Insidious - 103m – PG-13
This movie relies on the subtle jump-out-and-scare-you style of horror film. There are many times when I saw the set-up to scare me. I knew they were coming and I still was taken aback by how well it was performed. They made me jump even when I was expecting it, which was very cool. The down side is that the thrill only lasted so long because of some poor choices in design and the movie lost me. This started as a suspense horror film and then kind of came off as a campy 1950 style horror matinée flick about halfway through. It only gets a yellow light form me.
We start off like many haunted house stories. Father Josh (Patrick Wilson), Mother Renai (Rose Byrne), two boys, Dalton and Foster (Ty Simpkins and Andrew Astor) and baby sister (who I can’t get a credit for) move into a creepy new house with moving things and strange noises. The family, unlike most horror movie families, decided to move out. In the new house all is well. Or is it? As it turns out it’s one of the boys who is haunted. We bring in some experts and fight back the evil surrounding the boy. Barbra Hershey plays Josh’s mother and she brings in her friend Elise Rainier (Lin Shaye) a psychic who works with two ghost hunters Specs (Leigh Whannell) who is the films writer, and Tucker (Angus Sampson). The ghost hunters are really there to relieve tension in the movie. Unfortunately the main bad guy does just fine all on his own.
They did a good job of capturing the look and feel of some of the classic Vincent Price era hair-raising suspenseful horror films but I think it was a poor choice to have the demon look so much like another bad guy from the Lucas franchise. You know the one. Cough... cough DARTH MAUL cough, excuse me. Up until they showed the bad guy I was fine with the movie. There should have been someone from the art department there to stop that unfortunate mistake.
The film was directed by James Wan of Saw fame and this is a good example of him expanding away from the slash and splash horror film. I think with some more work he can expand onto more levels of horror. Aside from that “DM” bit it was a good film and well made. Leigh Whannell wrote this and is also a part of the Saw team. It’s good to see them experimenting with different flavor of horror.
The biggest problem with films in this genre is the misunderstanding that horror has to be in your face and explosive. Loud does not equal scary. It takes a master to make the film build slowly and let the viewer scare themselves. If you have brought the viewer along correctly all you have to do to scare them is something very small on screen.
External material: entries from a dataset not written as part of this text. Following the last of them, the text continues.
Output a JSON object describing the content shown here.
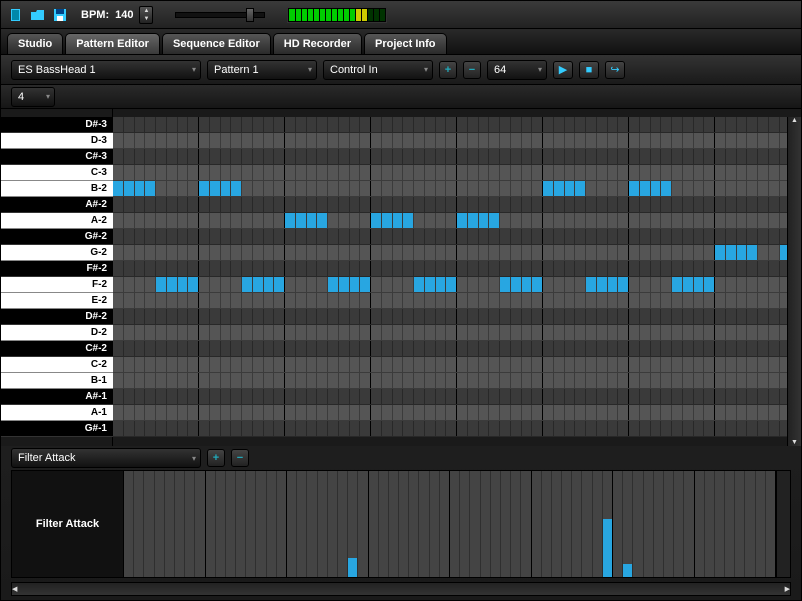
{
  "toolbar": {
    "bpm_label": "BPM:",
    "bpm_value": "140"
  },
  "tabs": [
    {
      "label": "Studio"
    },
    {
      "label": "Pattern Editor"
    },
    {
      "label": "Sequence Editor"
    },
    {
      "label": "HD Recorder"
    },
    {
      "label": "Project Info"
    }
  ],
  "controls": {
    "instrument": "ES BassHead 1",
    "pattern": "Pattern 1",
    "midi": "Control In",
    "steps": "64"
  },
  "beats_per_bar": "4",
  "keys": [
    {
      "name": "D#-3",
      "black": true
    },
    {
      "name": "D-3",
      "black": false
    },
    {
      "name": "C#-3",
      "black": true
    },
    {
      "name": "C-3",
      "black": false
    },
    {
      "name": "B-2",
      "black": false
    },
    {
      "name": "A#-2",
      "black": true
    },
    {
      "name": "A-2",
      "black": false
    },
    {
      "name": "G#-2",
      "black": true
    },
    {
      "name": "G-2",
      "black": false
    },
    {
      "name": "F#-2",
      "black": true
    },
    {
      "name": "F-2",
      "black": false
    },
    {
      "name": "E-2",
      "black": false
    },
    {
      "name": "D#-2",
      "black": true
    },
    {
      "name": "D-2",
      "black": false
    },
    {
      "name": "C#-2",
      "black": true
    },
    {
      "name": "C-2",
      "black": false
    },
    {
      "name": "B-1",
      "black": false
    },
    {
      "name": "A#-1",
      "black": true
    },
    {
      "name": "A-1",
      "black": false
    },
    {
      "name": "G#-1",
      "black": true
    }
  ],
  "steps_total": 64,
  "notes": [
    {
      "key": "B-2",
      "start": 0,
      "len": 4
    },
    {
      "key": "B-2",
      "start": 8,
      "len": 4
    },
    {
      "key": "B-2",
      "start": 40,
      "len": 4
    },
    {
      "key": "B-2",
      "start": 48,
      "len": 4
    },
    {
      "key": "A-2",
      "start": 16,
      "len": 4
    },
    {
      "key": "A-2",
      "start": 24,
      "len": 4
    },
    {
      "key": "A-2",
      "start": 32,
      "len": 4
    },
    {
      "key": "G-2",
      "start": 56,
      "len": 4
    },
    {
      "key": "G-2",
      "start": 62,
      "len": 2
    },
    {
      "key": "F-2",
      "start": 4,
      "len": 4
    },
    {
      "key": "F-2",
      "start": 12,
      "len": 4
    },
    {
      "key": "F-2",
      "start": 20,
      "len": 4
    },
    {
      "key": "F-2",
      "start": 28,
      "len": 4
    },
    {
      "key": "F-2",
      "start": 36,
      "len": 4
    },
    {
      "key": "F-2",
      "start": 44,
      "len": 4
    },
    {
      "key": "F-2",
      "start": 52,
      "len": 4
    }
  ],
  "automation": {
    "param": "Filter Attack",
    "label": "Filter Attack",
    "values": {
      "22": 18,
      "47": 55,
      "49": 12
    }
  }
}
It’s those moments I savor in a horror film. An excellent example was in Independence Day. The shot where the camera focuses on the eye of the creature and all it does is open. Everyone in the audience jumped at that small action. It was fun on my second viewing to watch the reaction to it. Try this, if you have seen the horror movie already and know a scary part is coming up, turn and watch the audience jump in unison.
For this review I ask you what is one scene that scared you the most in a movie, I mean the most mind bending reality cracking scariest moments. One that stands out in my mind is from Signs when Mel Gibson is walking through the corn fields and with his flashlight we see a green leg step back into the corn. That freaked me out. What is your scariest memory in a film?